U.S. Commercial, Multifamily Mortgage Delinquencies Remain Low in Q2
According to the Mortgage Bankers Association's latest Commercial/Multifamily Delinquency Report, delinquency rates for commercial and multifamily mortgage loans remained low in the second quarter of 2016.
"For most capital sources, commercial and multifamily mortgage delinquency rates are near the lowest levels seen during the past 20 years," said Jamie Woodwell, MBA's Vice President of Commercial Real Estate Research. "Strong property fundamentals, rising property values and solid mortgage availability are all supporting these rates."
The MBA analysis looks at commercial/multifamily delinquency rates for five of the largest investor-groups: commercial banks and thrifts, commercial mortgage-backed securities (CMBS), life insurance companies, Fannie Mae, and Freddie Mac. Together these groups hold more than 80 percent of commercial/multifamily mortgage debt outstanding.
Based on the unpaid principal balance (UPB) of loans, delinquency rates for each group at the end of the second quarter were as follows:
- Banks and thrifts (90 or more days delinquent or in non-accrual): 0.66 percent, a decrease of 0.07 from the first quarter of 2016;
- Life company portfolios (60 or more days delinquent): 0.11 percent, an increase of 0.05 from the first quarter of 2016;
- Fannie Mae (60 or more days delinquent): 0.07 percent, an increase of 0.01 percentage points from the first quarter of 2016;
- Freddie Mac (60 or more days delinquent): 0.02 percent, a decrease of 0.02 percentage points from first quarter of 2016;
- CMBS (30 or more days delinquent or in REO): 4.04 percent, an increase of 0.17 percentage points from the first quarter of 2016.
The analysis incorporates the same measures used by each individual investor group to track the performance of their loans. Because each investor group tracks delinquencies in its own way, delinquency rates are not comparable from one group to another.
Construction and development loans are not included in the numbers presented here, but are included in many regulatory definitions of 'commercial real estate' despite the fact they are often backed by single-family residential development projects rather than by office buildings, apartment buildings, shopping centers, or other income-producing properties.
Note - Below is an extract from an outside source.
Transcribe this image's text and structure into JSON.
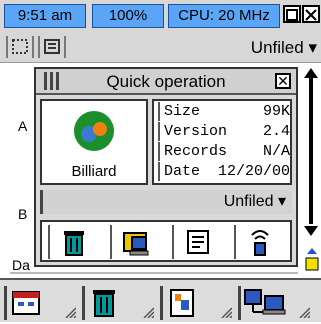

The FDIC delinquency rates for bank and thrift held mortgages reported here do include loans backed by owner-occupied commercial properties.